MIAMI - A 60-year-old woman blind for nine years has regained useful vision after a rare operation in Miami in which surgeons removed one of her teeth, drilled a hole in it, inserted a plastic lens into the hole and implanted the tooth-lens combination into her eye.
It's the first such operation in the United States, they said.
With 20/70 vision now, Sharron "Kay" Thornton of Smithdale, Miss., can recognize faces and read a newspaper with a magnifying glass, and should get better vision once she is fully healed, doctors say.
Thornton lost her vision nine years ago to Stevens-Johnson syndrome, a severe allergic reaction to medication that blistered and scarred her cornea, the convex part of the eye that covers the iris and pupil. She wasn't a candidate for a corneal transplant or an artificial plastic lens because the eye was too badly damaged, said Dr. Victor Perez, a cornea specialist at Bascom Palmer Eye Institute of Miami, where the procedure was performed. A stem cell procedure attempted six years ago at Bascom Palmer also failed.

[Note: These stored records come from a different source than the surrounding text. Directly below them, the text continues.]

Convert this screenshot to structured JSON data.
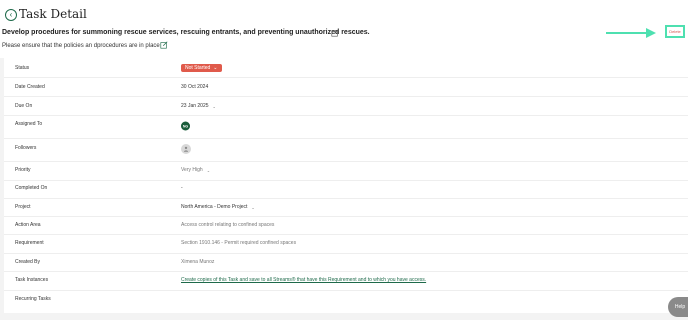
{
  "header": {
    "title": "Task Detail"
  },
  "task": {
    "title": "Develop procedures for summoning rescue services, rescuing entrants, and preventing unauthorized rescues.",
    "subtitle": "Please ensure that the policies an dprocedures are in place",
    "delete_label": "Delete"
  },
  "fields": {
    "status": {
      "label": "Status",
      "value": "Not Started"
    },
    "date_created": {
      "label": "Date Created",
      "value": "30 Oct 2024"
    },
    "due_on": {
      "label": "Due On",
      "value": "23 Jan 2025"
    },
    "assigned_to": {
      "label": "Assigned To",
      "value": "NG"
    },
    "followers": {
      "label": "Followers"
    },
    "priority": {
      "label": "Priority",
      "value": "Very High"
    },
    "completed_on": {
      "label": "Completed On",
      "value": "-"
    },
    "project": {
      "label": "Project",
      "value": "North America - Demo Project"
    },
    "action_area": {
      "label": "Action Area",
      "value": "Access control relating to confined spaces"
    },
    "requirement": {
      "label": "Requirement",
      "value": "Section 1910.146 - Permit required confined spaces"
    },
    "created_by": {
      "label": "Created By",
      "value": "Ximena Munoz"
    },
    "task_instances": {
      "label": "Task Instances",
      "value": "Create copies of this Task and save to all Streams® that have this Requirement and to which you have access."
    },
    "recurring_tasks": {
      "label": "Recurring Tasks"
    }
  },
  "help": {
    "label": "Help"
  },
  "colors": {
    "accent": "#1e6a4a",
    "status_pill": "#e05a4b",
    "delete_text": "#d9534f",
    "highlight": "#4ee0b0"
  }
}
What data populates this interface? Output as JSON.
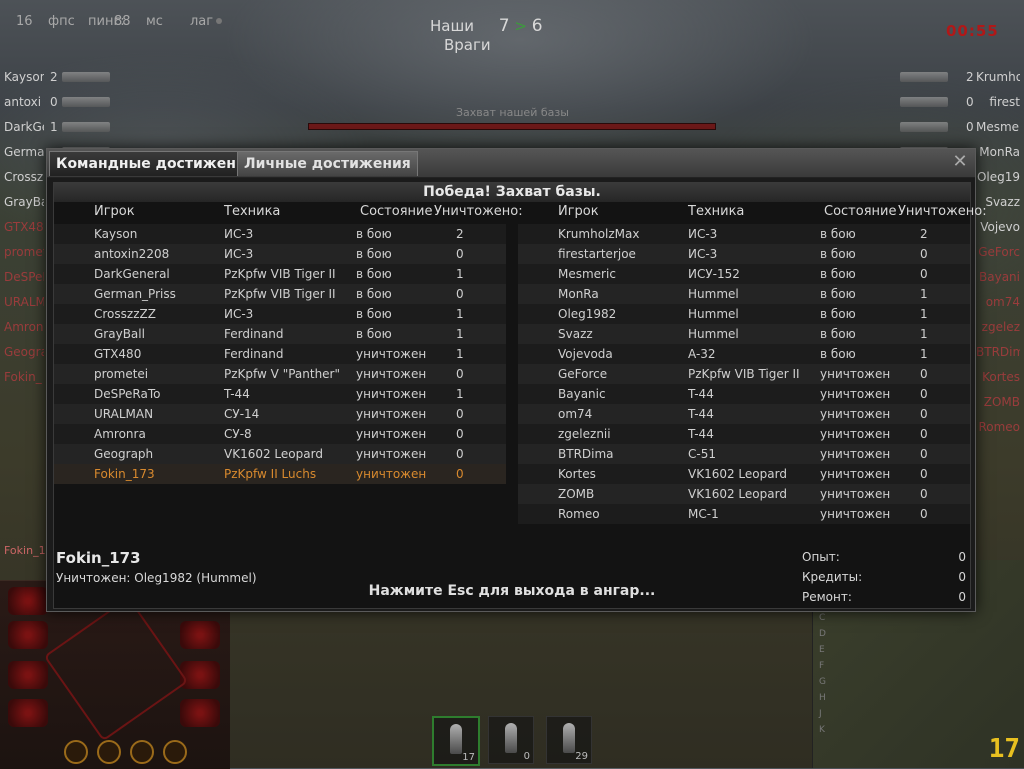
{
  "hud": {
    "fps_value": "16",
    "fps_label": "фпс",
    "ping_label": "пинг:",
    "ping_value": "88",
    "ms_label": "мс",
    "lag_label": "лаг",
    "allies_label": "Наши",
    "allies_score": "7",
    "score_sep": ">",
    "enemies_score": "6",
    "enemies_label": "Враги",
    "timer": "00:55",
    "capture_text": "Захват нашей базы"
  },
  "side_left": [
    {
      "name": "Kayson",
      "kills": "2",
      "alive": true
    },
    {
      "name": "antoxi",
      "kills": "0",
      "alive": true
    },
    {
      "name": "DarkGe",
      "kills": "1",
      "alive": true
    },
    {
      "name": "German",
      "kills": "",
      "alive": true
    },
    {
      "name": "Crossz",
      "kills": "",
      "alive": true
    },
    {
      "name": "GrayBa",
      "kills": "",
      "alive": true
    },
    {
      "name": "GTX480",
      "kills": "",
      "alive": false
    },
    {
      "name": "promet",
      "kills": "",
      "alive": false
    },
    {
      "name": "DeSPeR",
      "kills": "",
      "alive": false
    },
    {
      "name": "URALMA",
      "kills": "",
      "alive": false
    },
    {
      "name": "Amronr",
      "kills": "",
      "alive": false
    },
    {
      "name": "Geogra",
      "kills": "",
      "alive": false
    },
    {
      "name": "Fokin_",
      "kills": "",
      "alive": false
    }
  ],
  "side_right": [
    {
      "name": "Krumho",
      "kills": "2",
      "alive": true
    },
    {
      "name": "firest",
      "kills": "0",
      "alive": true
    },
    {
      "name": "Mesmer",
      "kills": "0",
      "alive": true
    },
    {
      "name": "MonRa",
      "kills": "",
      "alive": true
    },
    {
      "name": "Oleg19",
      "kills": "",
      "alive": true
    },
    {
      "name": "Svazz",
      "kills": "",
      "alive": true
    },
    {
      "name": "Vojevo",
      "kills": "",
      "alive": true
    },
    {
      "name": "GeForc",
      "kills": "",
      "alive": false
    },
    {
      "name": "Bayani",
      "kills": "",
      "alive": false
    },
    {
      "name": "om74",
      "kills": "",
      "alive": false
    },
    {
      "name": "zgelez",
      "kills": "",
      "alive": false
    },
    {
      "name": "BTRDim",
      "kills": "",
      "alive": false
    },
    {
      "name": "Kortes",
      "kills": "",
      "alive": false
    },
    {
      "name": "ZOMB",
      "kills": "",
      "alive": false
    },
    {
      "name": "Romeo",
      "kills": "",
      "alive": false
    }
  ],
  "player_panel_name": "Fokin_17",
  "ammo": [
    {
      "count": "17",
      "selected": true
    },
    {
      "count": "0",
      "selected": false
    },
    {
      "count": "29",
      "selected": false
    }
  ],
  "minimap_letters": [
    "C",
    "D",
    "E",
    "F",
    "G",
    "H",
    "J",
    "K"
  ],
  "logo": "17",
  "dialog": {
    "tab_team": "Командные достижения",
    "tab_personal": "Личные достижения",
    "close": "✕",
    "result": "Победа! Захват базы.",
    "headers": {
      "player": "Игрок",
      "vehicle": "Техника",
      "state": "Состояние",
      "destroyed": "Уничтожено:"
    },
    "team_allies": [
      {
        "player": "Kayson",
        "vehicle": "ИС-3",
        "state": "в бою",
        "destroyed": "2"
      },
      {
        "player": "antoxin2208",
        "vehicle": "ИС-3",
        "state": "в бою",
        "destroyed": "0"
      },
      {
        "player": "DarkGeneral",
        "vehicle": "PzKpfw VIB Tiger II",
        "state": "в бою",
        "destroyed": "1"
      },
      {
        "player": "German_Priss",
        "vehicle": "PzKpfw VIB Tiger II",
        "state": "в бою",
        "destroyed": "0"
      },
      {
        "player": "CrosszzZZ",
        "vehicle": "ИС-3",
        "state": "в бою",
        "destroyed": "1"
      },
      {
        "player": "GrayBall",
        "vehicle": "Ferdinand",
        "state": "в бою",
        "destroyed": "1"
      },
      {
        "player": "GTX480",
        "vehicle": "Ferdinand",
        "state": "уничтожен",
        "destroyed": "1"
      },
      {
        "player": "prometei",
        "vehicle": "PzKpfw V \"Panther\"",
        "state": "уничтожен",
        "destroyed": "0"
      },
      {
        "player": "DeSPeRaTo",
        "vehicle": "T-44",
        "state": "уничтожен",
        "destroyed": "1"
      },
      {
        "player": "URALMAN",
        "vehicle": "СУ-14",
        "state": "уничтожен",
        "destroyed": "0"
      },
      {
        "player": "Amronra",
        "vehicle": "СУ-8",
        "state": "уничтожен",
        "destroyed": "0"
      },
      {
        "player": "Geograph",
        "vehicle": "VK1602 Leopard",
        "state": "уничтожен",
        "destroyed": "0"
      },
      {
        "player": "Fokin_173",
        "vehicle": "PzKpfw II Luchs",
        "state": "уничтожен",
        "destroyed": "0",
        "me": true
      }
    ],
    "team_enemies": [
      {
        "player": "KrumholzMax",
        "vehicle": "ИС-3",
        "state": "в бою",
        "destroyed": "2"
      },
      {
        "player": "firestarterjoe",
        "vehicle": "ИС-3",
        "state": "в бою",
        "destroyed": "0"
      },
      {
        "player": "Mesmeric",
        "vehicle": "ИСУ-152",
        "state": "в бою",
        "destroyed": "0"
      },
      {
        "player": "MonRa",
        "vehicle": "Hummel",
        "state": "в бою",
        "destroyed": "1"
      },
      {
        "player": "Oleg1982",
        "vehicle": "Hummel",
        "state": "в бою",
        "destroyed": "1"
      },
      {
        "player": "Svazz",
        "vehicle": "Hummel",
        "state": "в бою",
        "destroyed": "1"
      },
      {
        "player": "Vojevoda",
        "vehicle": "A-32",
        "state": "в бою",
        "destroyed": "1"
      },
      {
        "player": "GeForce",
        "vehicle": "PzKpfw VIB Tiger II",
        "state": "уничтожен",
        "destroyed": "0"
      },
      {
        "player": "Bayanic",
        "vehicle": "T-44",
        "state": "уничтожен",
        "destroyed": "0"
      },
      {
        "player": "om74",
        "vehicle": "T-44",
        "state": "уничтожен",
        "destroyed": "0"
      },
      {
        "player": "zgeleznii",
        "vehicle": "T-44",
        "state": "уничтожен",
        "destroyed": "0"
      },
      {
        "player": "BTRDima",
        "vehicle": "C-51",
        "state": "уничтожен",
        "destroyed": "0"
      },
      {
        "player": "Kortes",
        "vehicle": "VK1602 Leopard",
        "state": "уничтожен",
        "destroyed": "0"
      },
      {
        "player": "ZOMB",
        "vehicle": "VK1602 Leopard",
        "state": "уничтожен",
        "destroyed": "0"
      },
      {
        "player": "Romeo",
        "vehicle": "MC-1",
        "state": "уничтожен",
        "destroyed": "0"
      }
    ],
    "player_name": "Fokin_173",
    "killed_by": "Уничтожен: Oleg1982 (Hummel)",
    "esc_hint": "Нажмите Esc для выхода в ангар...",
    "stats": [
      {
        "label": "Опыт:",
        "value": "0"
      },
      {
        "label": "Кредиты:",
        "value": "0"
      },
      {
        "label": "Ремонт:",
        "value": "0"
      }
    ]
  },
  "colors": {
    "me": "#d98a2e",
    "dead": "#9a3c3c",
    "timer": "#b01818",
    "logo": "#e8c020"
  }
}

After that procedure, she was referred to Perez, who also is an associate professor of ophthalmology at the University of Miami, for what he calls a "procedure of last resort." He recently trained in Rome under Italian ophthalmologist Giancarlo Falcinelli, who had developed a modified version of the tooth-lens procedure invented by Italian doctor Benedeteo Strampelli.
Strampelli developed the procedure in 1963, but it didn't catch on for decades because of serious complications at one point, including the tooth-lens combination falling out of a patient's eye.
But with Falcinelli's modification, the procedure is spreading in Europe and Japan. In Ireland, a worker's sight was restored after his cornea was destroyed by red-hot liquid aluminum in an explosion at a recycling plant.
The procedure is called a modified osteo-odonto-keratoprosthesis. Outside experts agree the operation is a first in the United States, and they respect the procedure in the proper patients.
"It can be argued that this is suitable for the most severe of cases, in which the patient has completely dry eyes," said Dr. Claes Dohlman, cornea specialist at the Massachusetts Eye and Ear Infirmary, a teaching hospital of Harvard Medical School. "In those cases, (the procedure) has a reputation for long-term stability."
In the Miami operation, Thornton's eyetooth was chosen because it had a good amount of jawbone and ligament attached, which are crucial for it to stay alive and heal into the eye after being implanted, Perez said.
The eyeteeth - sometimes called canines - get their name because they sit in the mouth directly beneath the eyes.
After months of operations to meld the eye-tooth prosthesis, prepare the eye and then implant the new device, the bandages were removed over Labor Day weekend. Thornton could recognize faces within two hours.
Perez believes the patient's prognosis is good.
"If there isn't any infection, I'm optimistic we can preserve at least 20/70 vision for the next 10 years."